Merkel and Gov. Armin Laschet say possible future lockdowns shouldn’t unduly burden children and students.
Germany’s disease control agency on Tuesday reported 1,390 new confirmed coronavirus cases.
HELSINKI — Finnish prime minister says she has self-isolated and will take a corona test due to mild symptoms of an infection.
Prime Minister Sanna Marin tweeted on Tuesday: “I have mild respiratory symptoms. I will take a corona test and work remotely.”
The 34-year-old Marin, who assumed Finland’s top job in December and was the world’s youngest serving head of government at the time, told the Finnish newspaper Ilta-Sanomat that her child attended a daycare center after a summer break.

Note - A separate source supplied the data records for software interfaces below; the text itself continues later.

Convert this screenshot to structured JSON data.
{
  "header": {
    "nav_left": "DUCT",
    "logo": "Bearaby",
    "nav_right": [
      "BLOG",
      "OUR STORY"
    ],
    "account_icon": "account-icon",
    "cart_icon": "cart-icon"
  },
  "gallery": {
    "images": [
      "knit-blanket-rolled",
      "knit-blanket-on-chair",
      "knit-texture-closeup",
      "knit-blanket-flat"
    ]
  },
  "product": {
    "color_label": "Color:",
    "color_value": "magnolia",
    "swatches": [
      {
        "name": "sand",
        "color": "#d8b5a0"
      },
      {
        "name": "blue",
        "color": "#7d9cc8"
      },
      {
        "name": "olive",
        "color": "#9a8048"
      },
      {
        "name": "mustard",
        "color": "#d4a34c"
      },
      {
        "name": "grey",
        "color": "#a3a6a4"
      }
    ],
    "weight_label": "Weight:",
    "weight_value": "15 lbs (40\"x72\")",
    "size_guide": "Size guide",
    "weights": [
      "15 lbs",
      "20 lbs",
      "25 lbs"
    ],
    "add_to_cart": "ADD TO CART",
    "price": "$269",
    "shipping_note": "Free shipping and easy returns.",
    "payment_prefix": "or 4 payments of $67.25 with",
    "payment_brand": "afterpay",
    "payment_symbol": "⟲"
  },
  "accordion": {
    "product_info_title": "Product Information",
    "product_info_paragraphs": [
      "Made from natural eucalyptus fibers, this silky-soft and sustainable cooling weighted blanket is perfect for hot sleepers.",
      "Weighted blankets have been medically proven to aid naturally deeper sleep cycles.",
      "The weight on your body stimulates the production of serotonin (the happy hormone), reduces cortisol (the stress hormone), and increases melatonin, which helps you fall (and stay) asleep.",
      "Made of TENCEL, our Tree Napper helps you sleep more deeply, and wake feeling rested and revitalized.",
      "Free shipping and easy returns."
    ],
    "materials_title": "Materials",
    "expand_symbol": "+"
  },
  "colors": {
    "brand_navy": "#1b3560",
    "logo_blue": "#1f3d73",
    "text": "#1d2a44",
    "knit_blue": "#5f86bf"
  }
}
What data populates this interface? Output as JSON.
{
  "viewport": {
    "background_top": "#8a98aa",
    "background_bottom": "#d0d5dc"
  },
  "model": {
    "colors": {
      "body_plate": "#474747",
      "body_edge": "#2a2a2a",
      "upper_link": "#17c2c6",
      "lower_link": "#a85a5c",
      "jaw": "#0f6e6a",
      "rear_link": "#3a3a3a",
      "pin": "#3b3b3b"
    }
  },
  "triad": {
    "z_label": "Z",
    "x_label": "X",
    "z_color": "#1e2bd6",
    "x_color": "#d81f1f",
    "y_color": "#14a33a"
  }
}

In recent weeks, the number of corona cases have gradually increased in Finland. Last week, the government for the first time recommended the use of masks in public.

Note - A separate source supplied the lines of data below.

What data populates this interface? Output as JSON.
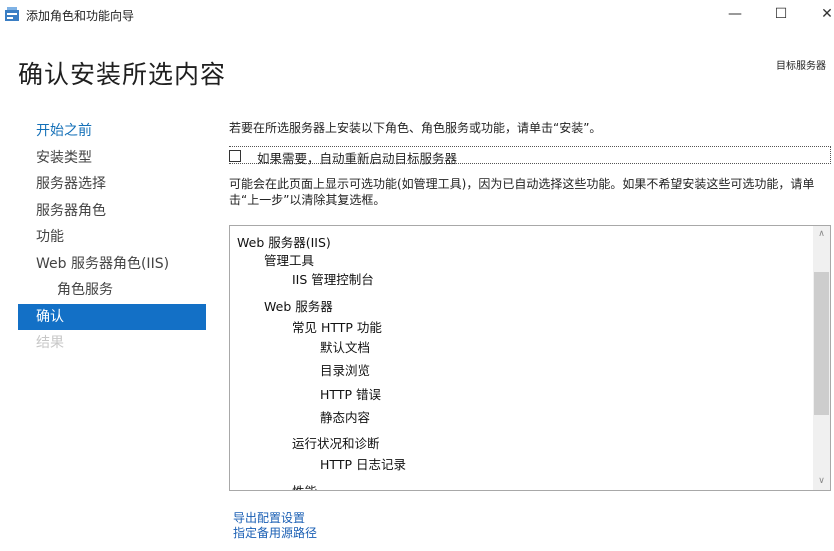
{
  "window": {
    "title": "添加角色和功能向导",
    "minimize_glyph": "—",
    "maximize_glyph": "☐",
    "close_glyph": "✕"
  },
  "header": {
    "page_title": "确认安装所选内容",
    "destination_label": "目标服务器"
  },
  "nav": {
    "items": [
      {
        "label": "开始之前",
        "state": "link"
      },
      {
        "label": "安装类型",
        "state": "normal"
      },
      {
        "label": "服务器选择",
        "state": "normal"
      },
      {
        "label": "服务器角色",
        "state": "normal"
      },
      {
        "label": "功能",
        "state": "normal"
      },
      {
        "label": "Web 服务器角色(IIS)",
        "state": "normal"
      },
      {
        "label": "角色服务",
        "state": "normal"
      },
      {
        "label": "确认",
        "state": "active"
      },
      {
        "label": "结果",
        "state": "disabled"
      }
    ]
  },
  "main": {
    "intro": "若要在所选服务器上安装以下角色、角色服务或功能，请单击“安装”。",
    "restart_checkbox_label": "如果需要，自动重新启动目标服务器",
    "restart_checked": false,
    "note": "可能会在此页面上显示可选功能(如管理工具)，因为已自动选择这些功能。如果不希望安装这些可选功能，请单击“上一步”以清除其复选框。",
    "tree": [
      {
        "label": "Web 服务器(IIS)",
        "level": 0
      },
      {
        "label": "管理工具",
        "level": 1
      },
      {
        "label": "IIS 管理控制台",
        "level": 2
      },
      {
        "label": "Web 服务器",
        "level": 1
      },
      {
        "label": "常见 HTTP 功能",
        "level": 2
      },
      {
        "label": "默认文档",
        "level": 3
      },
      {
        "label": "目录浏览",
        "level": 3
      },
      {
        "label": "HTTP 错误",
        "level": 3
      },
      {
        "label": "静态内容",
        "level": 3
      },
      {
        "label": "运行状况和诊断",
        "level": 2
      },
      {
        "label": "HTTP 日志记录",
        "level": 3
      },
      {
        "label": "性能",
        "level": 2
      }
    ],
    "links": {
      "export": "导出配置设置",
      "alternate_source": "指定备用源路径"
    }
  },
  "colors": {
    "accent": "#1370c6",
    "link": "#1470b8"
  }
}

Finland, a nation of 5.5 million, has so far recorded 7,776 confirmed corona cases with 334 deaths.
LONDON — The British government is scrapping a public health agency that’s taken some of the blame for the country’s uneven response to the coronavirus.
Health Secretary Matt Hancock says the work of Public Health England will become part of a new body, the National Institute for Health Protection, which will guard against infectious diseases and biosecurity threats.
The new institute will be headed by Dido Harding, a former telecoms executive who leads the much-criticized test and trace program set up in recent months to help contain the coronavirus.
Hancock says it can learn from public health agencies in South Korea and Germany, which have been praised for their strong response to the pandemic.
Public Health England has been criticized for taking an overly centralized approach to testing and contact-tracing and abandoning widespread testing for the virus in mid-March because it lacked the diagnostic capacity.
Its defenders argue that Britain’s Conservative governments have been cutting public health budgets for years, leaving the country ill-prepared to deal with the pandemic.
ATHENS, Greece — Greece’s Civil Protection deputy minister says tourism is not to blame for a recent increase in the number of coronavirus cases in the country.
Nikos Hardalias says the increase in confirmed infections was due mainly to a domestic spread from large gatherings and lax adherence to protective measures. Hardalias says 83% of the new cases were attributable to domestic transmission and 17% to arriving travelers.
New daily cases above 200 for several days have alarmed health officials and led to new restrictive measures imposed in certain areas, including popular holiday islands.
Hardalias says more than 2 million people had arrived in the country during the tourist season, with more than 319,000 coronavirus tests carried out on arriving travelers. Of those, 615 were positive.
Greece has a total of 7,222 confirmed cases and 230 deaths in the country of 11 million people.
LONDON — The World Health Organization says the planet is nowhere near the amount of coronavirus immunity needed to induce herd immunity, where enough of the population would have antibodies to stop the spread.
Herd immunity is typically achieved with vaccination and most scientists estimate at least 70% of the population must have antibodies to prevent an outbreak. But some experts have suggested that even if half the population had immunity, there might be a protective effect.
WHO’s emergencies chief Dr. Michael Ryan largely dismissed that theory at a press briefing on Tuesday, saying we should not live “in hope” of achieving herd immunity.
“As a global population, we are nowhere close to the levels of immunity required to stop this disease transmitting,” he said. “This is not a solution and not a solution we should be looking to.”
Most studies conducted to date have suggested only about 10% to 20% of people have antibodies.
Dr. Bruce Aylward, a senior adviser to WHO’s director-general, added that any mass immunization campaign with a COVID-19 vaccine would aim to cover far more than 50% of the world’s population.
“We don’t want to be wrong,” he said. “You want to plan to get high coverage and not get lulled into a dangerously seductive suggestion that (the herd immunity threshold) could be low.”